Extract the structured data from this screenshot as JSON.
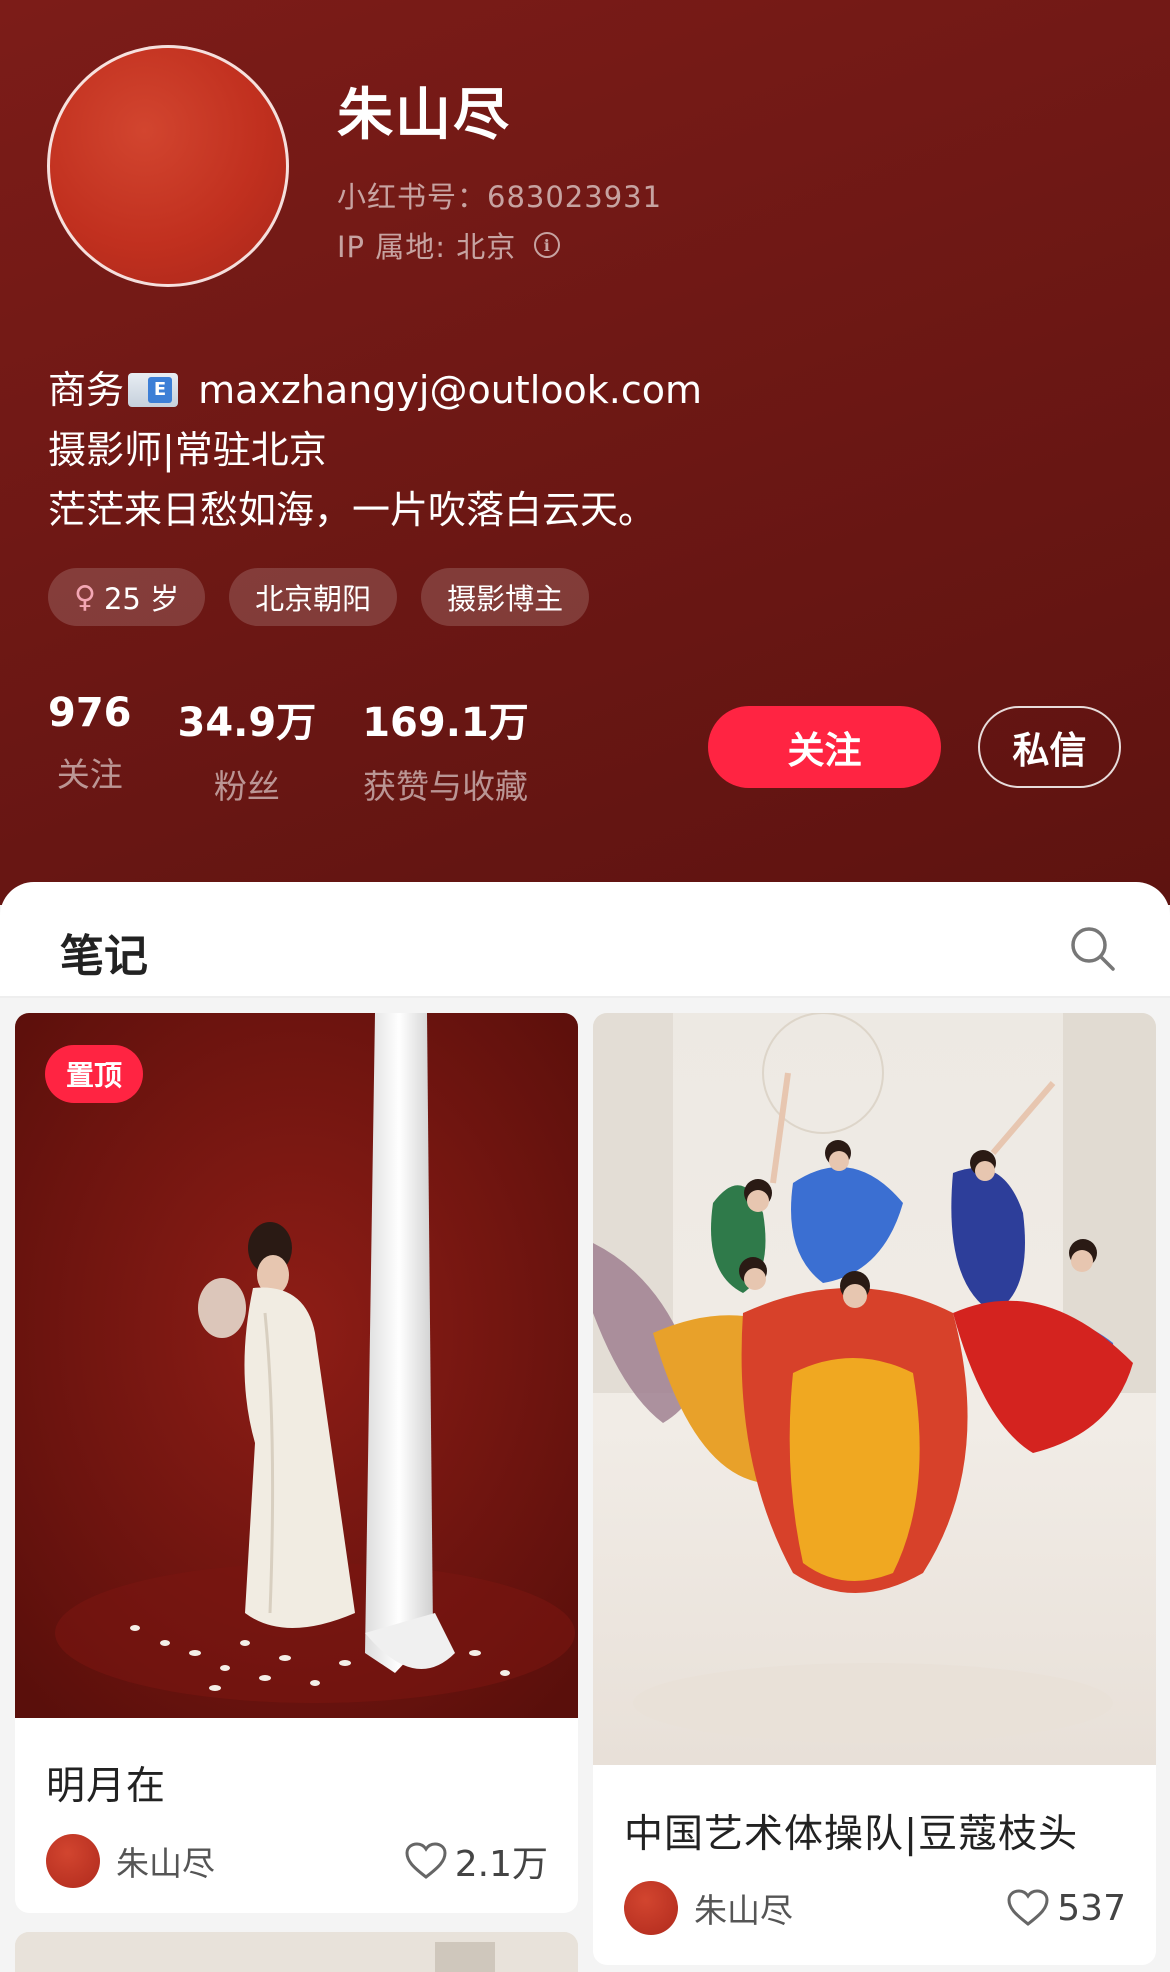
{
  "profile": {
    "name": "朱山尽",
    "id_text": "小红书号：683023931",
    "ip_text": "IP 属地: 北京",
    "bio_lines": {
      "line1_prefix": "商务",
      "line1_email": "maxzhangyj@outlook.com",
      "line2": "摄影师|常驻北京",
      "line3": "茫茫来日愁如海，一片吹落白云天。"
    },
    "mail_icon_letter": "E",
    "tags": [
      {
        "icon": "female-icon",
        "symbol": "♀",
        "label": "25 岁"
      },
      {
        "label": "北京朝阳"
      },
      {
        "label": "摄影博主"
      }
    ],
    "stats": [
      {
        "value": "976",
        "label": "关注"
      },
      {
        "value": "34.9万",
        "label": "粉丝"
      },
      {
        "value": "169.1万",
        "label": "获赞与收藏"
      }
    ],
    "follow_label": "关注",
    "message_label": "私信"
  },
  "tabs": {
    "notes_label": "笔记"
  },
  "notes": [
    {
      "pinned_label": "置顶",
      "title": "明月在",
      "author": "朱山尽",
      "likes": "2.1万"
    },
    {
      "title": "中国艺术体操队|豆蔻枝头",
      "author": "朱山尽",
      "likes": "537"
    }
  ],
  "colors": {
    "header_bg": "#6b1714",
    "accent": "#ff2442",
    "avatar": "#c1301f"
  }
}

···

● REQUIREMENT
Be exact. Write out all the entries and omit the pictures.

● WORKED SOLUTION
Extract the structured data from this screenshot as JSON.
{
  "profile": {
    "name": "朱山尽",
    "id_text": "小红书号：683023931",
    "ip_text": "IP 属地: 北京",
    "bio_lines": {
      "line1_prefix": "商务",
      "line1_email": "maxzhangyj@outlook.com",
      "line2": "摄影师|常驻北京",
      "line3": "茫茫来日愁如海，一片吹落白云天。"
    },
    "mail_icon_letter": "E",
    "tags": [
      {
        "icon": "female-icon",
        "symbol": "♀",
        "label": "25 岁"
      },
      {
        "label": "北京朝阳"
      },
      {
        "label": "摄影博主"
      }
    ],
    "stats": [
      {
        "value": "976",
        "label": "关注"
      },
      {
        "value": "34.9万",
        "label": "粉丝"
      },
      {
        "value": "169.1万",
        "label": "获赞与收藏"
      }
    ],
    "follow_label": "关注",
    "message_label": "私信"
  },
  "tabs": {
    "notes_label": "笔记"
  },
  "notes": [
    {
      "pinned_label": "置顶",
      "title": "明月在",
      "author": "朱山尽",
      "likes": "2.1万"
    },
    {
      "title": "中国艺术体操队|豆蔻枝头",
      "author": "朱山尽",
      "likes": "537"
    }
  ],
  "colors": {
    "header_bg": "#6b1714",
    "accent": "#ff2442",
    "avatar": "#c1301f"
  }
}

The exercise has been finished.